*Courtesy Auburn Media Relations*
AUBURN, Ala. — Jay Prosch figures he'll have the same role with his new team as he had with his old one.
Call him what you wish — fullback, H-back or tight end — the now-former Auburn blocking back figures he'll be asked to clear the way for others, but now it will be in the NFL.
He did the dirty work at Auburn, by blocking all the way, and says he'll continue to do that for the Houston Texans, who drafted him in the sixth round Saturday. Prosch said he plans to follow the advice of Houston coach Bill O'Brien and remain "hard-nose, tough guy" who is "basically crushing people. Also, I think I can execute extremely well and move as well and that’s something I’m looking forward to expanding on in my career as an NFL football player."
Prosch was the only Auburn player selected on the final day of the NFL Draft as he joined three early Auburn draftees: offensive lineman Greg Robinson, who was the No. 2 overall pick, by St. Louis Rams; defensive end Dee Ford, who was a first-rounder to Kansas City Chiefs; and running back Tre Mason, who was a third-round pick by the Rams.
Minutes after the draft, other Auburn players were agreeing to free agent deals. Some of the early ones included defensive back and kick returner Chris Davis to San Diego, defensive back Ryan White to Green Bay, defensive back Ryan Smith to Dallas; defensive lineman Nosa Eguae to Atlanta, kicker Cody Parkey to Indianapolis and punter Steven Clark to Denver.
Prosch transferred from Illinois to Auburn to be closer to his mother who had been diagnosed with cancer. He became a crowd-favorite for his blue-collar style. He won more hearts when his mother died during the 2013 season, and he played on.
He said he thought of her on draft day Saturday, as always.
"I definitely think about her all the time, no matter if it’s today, but she was definitely on my mind today," he told the Houston media in a teleconference.
"She would be extremely proud. She was already proud of me, just for playing at Illinois when I first got there. She’s always been proud of me and she would be ecstatic and just happy for me I think."
Houston knows what it is getting in Prosch, who didn't have a single carry last season as a fullback/H-back, but helped Mason lead the SEC in rushing by clearing out would-be tacklers. He talked to the Texans before the draft about playing tight end as well.
Prosch said he visited the Texans and said he was "really hoping" they'd draft him.
"I see myself fitting in great," he said. "During my visit, I met with the running backs coach, tight ends coach and we sat down and talked about what type of things I’d be doing in their offense. Everything that I saw were things that I felt extremely comfortable doing and really got me excited about it."
Prosch started 11 games at H-back last season and didn't grade lower than 92 percent as a blocker. He had three catches for 31 yards. And he played on three special teams.
No carries though.
He played two seasons at Auburn after transferring from Illinois.

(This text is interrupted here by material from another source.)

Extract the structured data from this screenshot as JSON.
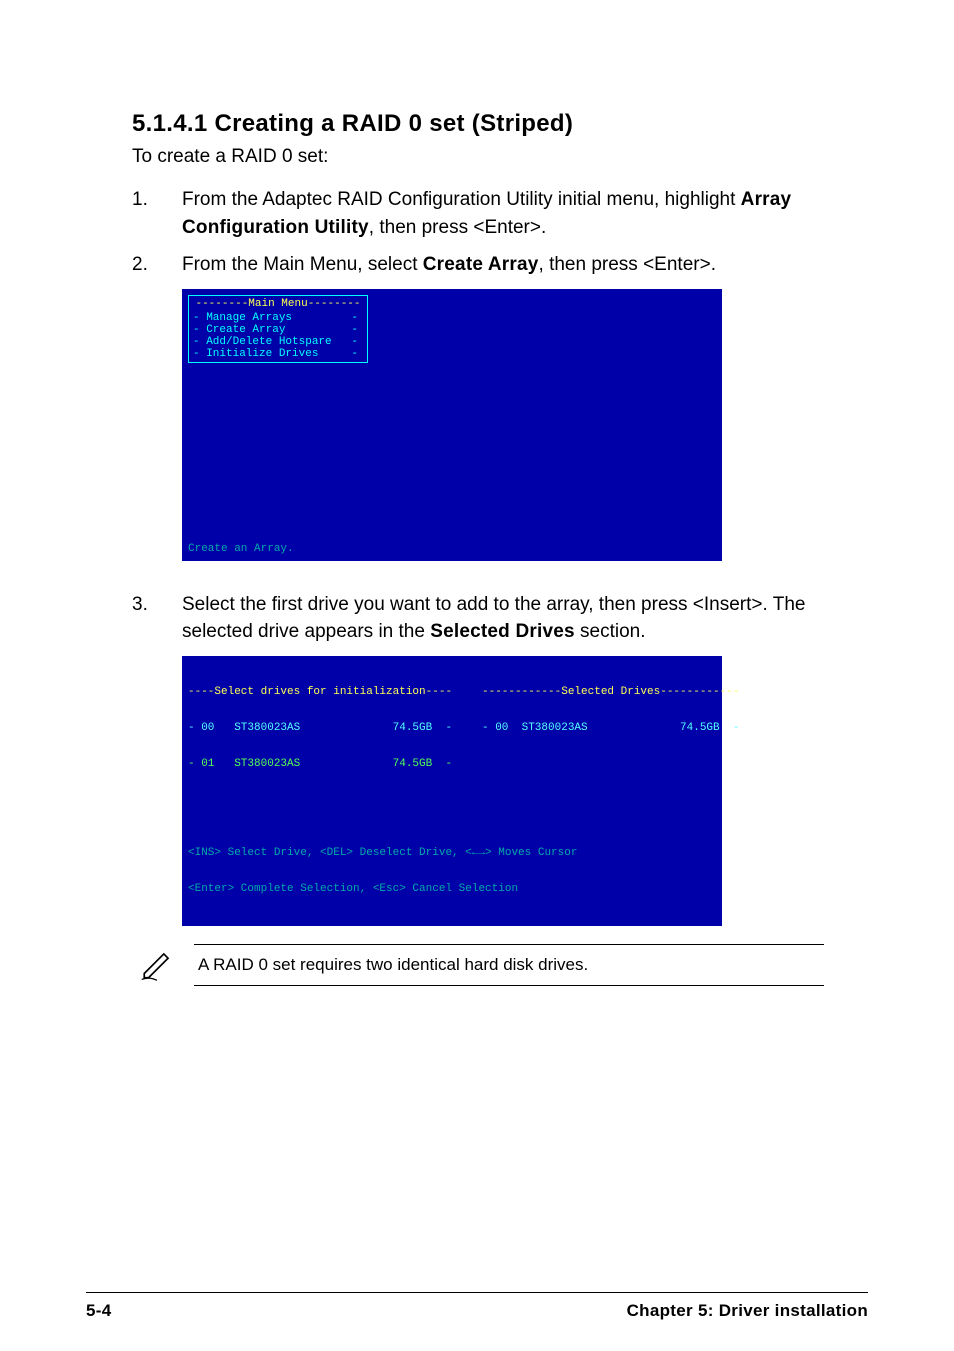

In all, he started 49 games in his career, rushing 14 times for 47 yards and two touchdowns. He had 11 catches for 115 yards in his career.
The rest of the time? Blocking. That's why he was drafted.
"I definitely think it’s my blocking, obviously, and that’s kind of what got me here," Prosch said.
Prosch played on three special teams at Auburn. He could do it in Houston.
"That's definitely something that I enjoy doing because it’s kind of getting out of that structure of playing offense and getting a little freedom to make different kinds of plays."
He said he and O'Brien thought along the same lines during an earlier visit.
"I sat in his office for a little while and we talked about what kind of football player I am and what he would want from me and what he thinks I should be able to provide. I told him what I think I can do and we went back and forth. It was a good conversation and I really enjoyed it," Prosch said.
Now, it may be a blocker for prolific tailback Arian Foster.
"It sounds amazing. I think that’s awesome. I look forward to something like that," Prosch said.